Pull each line containing "title" from the data.

[Study material Boundary: Start]

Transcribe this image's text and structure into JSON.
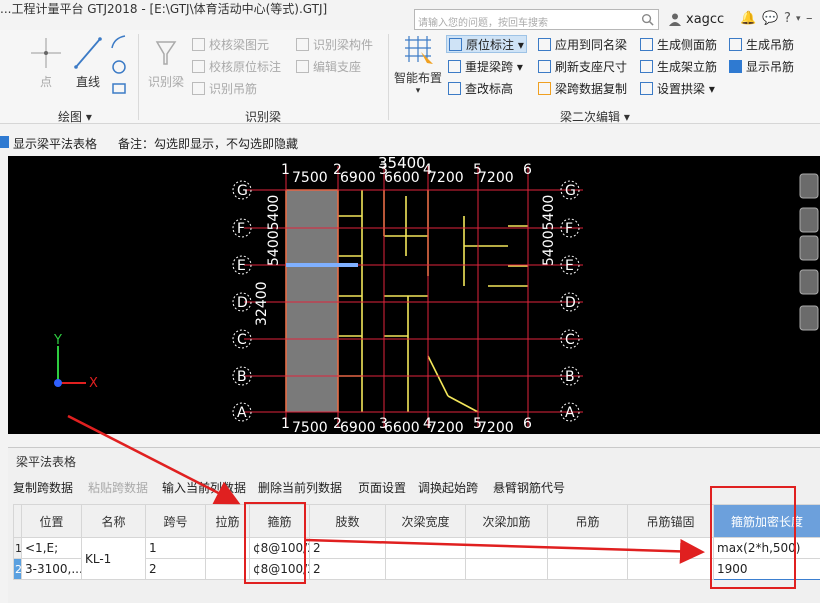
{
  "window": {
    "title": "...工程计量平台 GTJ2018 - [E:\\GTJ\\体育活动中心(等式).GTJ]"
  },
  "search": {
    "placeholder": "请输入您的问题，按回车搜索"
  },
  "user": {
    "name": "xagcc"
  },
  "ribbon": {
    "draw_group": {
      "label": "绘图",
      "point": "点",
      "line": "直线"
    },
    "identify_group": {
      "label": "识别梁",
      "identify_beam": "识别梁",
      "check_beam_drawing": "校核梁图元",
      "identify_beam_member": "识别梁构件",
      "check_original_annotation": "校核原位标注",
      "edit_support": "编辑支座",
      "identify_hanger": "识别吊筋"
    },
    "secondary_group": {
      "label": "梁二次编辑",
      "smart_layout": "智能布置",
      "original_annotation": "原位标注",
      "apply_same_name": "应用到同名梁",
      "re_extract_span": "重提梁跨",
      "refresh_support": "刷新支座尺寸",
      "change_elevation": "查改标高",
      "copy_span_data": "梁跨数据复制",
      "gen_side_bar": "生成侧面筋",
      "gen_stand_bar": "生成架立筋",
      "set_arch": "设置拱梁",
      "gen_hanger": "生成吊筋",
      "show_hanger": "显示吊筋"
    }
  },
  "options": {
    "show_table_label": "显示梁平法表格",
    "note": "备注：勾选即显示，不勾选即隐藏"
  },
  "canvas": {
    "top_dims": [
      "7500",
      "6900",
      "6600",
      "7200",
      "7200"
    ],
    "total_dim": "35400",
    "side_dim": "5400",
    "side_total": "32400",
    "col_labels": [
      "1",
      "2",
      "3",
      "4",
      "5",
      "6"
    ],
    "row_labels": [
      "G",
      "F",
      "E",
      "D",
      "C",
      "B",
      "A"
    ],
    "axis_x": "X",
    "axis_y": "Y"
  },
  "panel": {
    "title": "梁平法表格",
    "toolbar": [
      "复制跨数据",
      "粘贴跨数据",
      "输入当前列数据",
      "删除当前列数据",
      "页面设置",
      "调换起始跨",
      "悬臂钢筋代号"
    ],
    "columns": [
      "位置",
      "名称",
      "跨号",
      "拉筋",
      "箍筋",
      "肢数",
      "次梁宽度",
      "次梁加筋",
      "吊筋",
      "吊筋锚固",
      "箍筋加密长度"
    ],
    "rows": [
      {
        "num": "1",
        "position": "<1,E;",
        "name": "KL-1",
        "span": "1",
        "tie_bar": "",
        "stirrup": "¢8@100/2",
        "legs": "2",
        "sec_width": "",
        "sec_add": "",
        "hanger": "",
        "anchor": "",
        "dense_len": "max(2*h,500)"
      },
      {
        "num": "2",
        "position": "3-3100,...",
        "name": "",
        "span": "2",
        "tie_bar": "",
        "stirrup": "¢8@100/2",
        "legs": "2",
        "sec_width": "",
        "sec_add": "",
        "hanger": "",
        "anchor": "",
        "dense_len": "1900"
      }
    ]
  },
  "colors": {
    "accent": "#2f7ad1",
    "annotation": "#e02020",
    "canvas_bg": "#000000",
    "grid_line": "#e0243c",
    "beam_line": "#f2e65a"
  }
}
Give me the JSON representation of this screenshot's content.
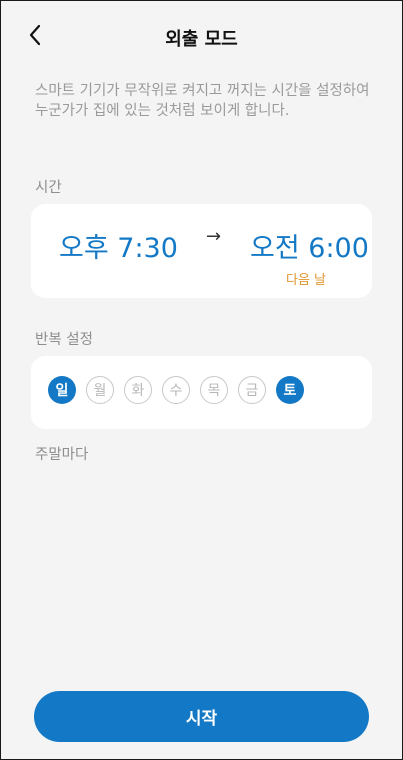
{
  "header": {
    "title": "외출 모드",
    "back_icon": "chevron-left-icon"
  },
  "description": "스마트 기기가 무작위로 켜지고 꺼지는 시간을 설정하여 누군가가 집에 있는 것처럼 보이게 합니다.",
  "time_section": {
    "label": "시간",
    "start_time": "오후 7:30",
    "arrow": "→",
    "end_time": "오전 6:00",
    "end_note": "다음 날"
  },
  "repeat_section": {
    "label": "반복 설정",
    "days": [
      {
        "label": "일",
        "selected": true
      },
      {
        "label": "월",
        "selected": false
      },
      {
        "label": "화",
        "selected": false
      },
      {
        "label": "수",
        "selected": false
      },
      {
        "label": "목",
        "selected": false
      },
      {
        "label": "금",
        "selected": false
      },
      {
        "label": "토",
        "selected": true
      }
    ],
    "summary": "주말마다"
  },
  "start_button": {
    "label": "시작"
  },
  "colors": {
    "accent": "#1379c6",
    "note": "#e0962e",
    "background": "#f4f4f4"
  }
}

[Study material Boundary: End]

§ **Solved problem**:
    "title": "...工程计量平台 GTJ2018 - [E:\\GTJ\\体育活动中心(等式).GTJ]"
    "title": "梁平法表格",
    "title": "외출 모드",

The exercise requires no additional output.